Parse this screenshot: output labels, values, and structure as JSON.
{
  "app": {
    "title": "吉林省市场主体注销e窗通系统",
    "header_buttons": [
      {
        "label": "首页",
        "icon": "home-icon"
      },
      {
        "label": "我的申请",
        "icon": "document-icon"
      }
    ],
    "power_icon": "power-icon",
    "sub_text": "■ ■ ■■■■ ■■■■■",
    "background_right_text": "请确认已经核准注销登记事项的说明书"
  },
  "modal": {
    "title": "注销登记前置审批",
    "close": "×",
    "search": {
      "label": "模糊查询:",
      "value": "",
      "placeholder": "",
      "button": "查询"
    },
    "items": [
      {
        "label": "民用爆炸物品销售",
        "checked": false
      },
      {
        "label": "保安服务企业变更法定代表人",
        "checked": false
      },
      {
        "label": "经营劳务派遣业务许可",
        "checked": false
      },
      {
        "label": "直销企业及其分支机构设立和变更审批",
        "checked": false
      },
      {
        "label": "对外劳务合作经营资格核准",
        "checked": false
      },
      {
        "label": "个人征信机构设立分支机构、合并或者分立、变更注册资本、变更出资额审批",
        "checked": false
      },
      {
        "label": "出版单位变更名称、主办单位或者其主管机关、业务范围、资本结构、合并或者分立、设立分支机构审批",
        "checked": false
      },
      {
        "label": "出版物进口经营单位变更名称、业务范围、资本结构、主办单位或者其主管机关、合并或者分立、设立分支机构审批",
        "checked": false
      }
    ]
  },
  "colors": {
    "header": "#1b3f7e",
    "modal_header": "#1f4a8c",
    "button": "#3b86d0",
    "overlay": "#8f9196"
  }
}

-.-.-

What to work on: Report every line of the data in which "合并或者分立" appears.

Solved problem:
        "label": "个人征信机构设立分支机构、合并或者分立、变更注册资本、变更出资额审批",
        "label": "出版单位变更名称、主办单位或者其主管机关、业务范围、资本结构、合并或者分立、设立分支机构审批",
        "label": "出版物进口经营单位变更名称、业务范围、资本结构、主办单位或者其主管机关、合并或者分立、设立分支机构审批",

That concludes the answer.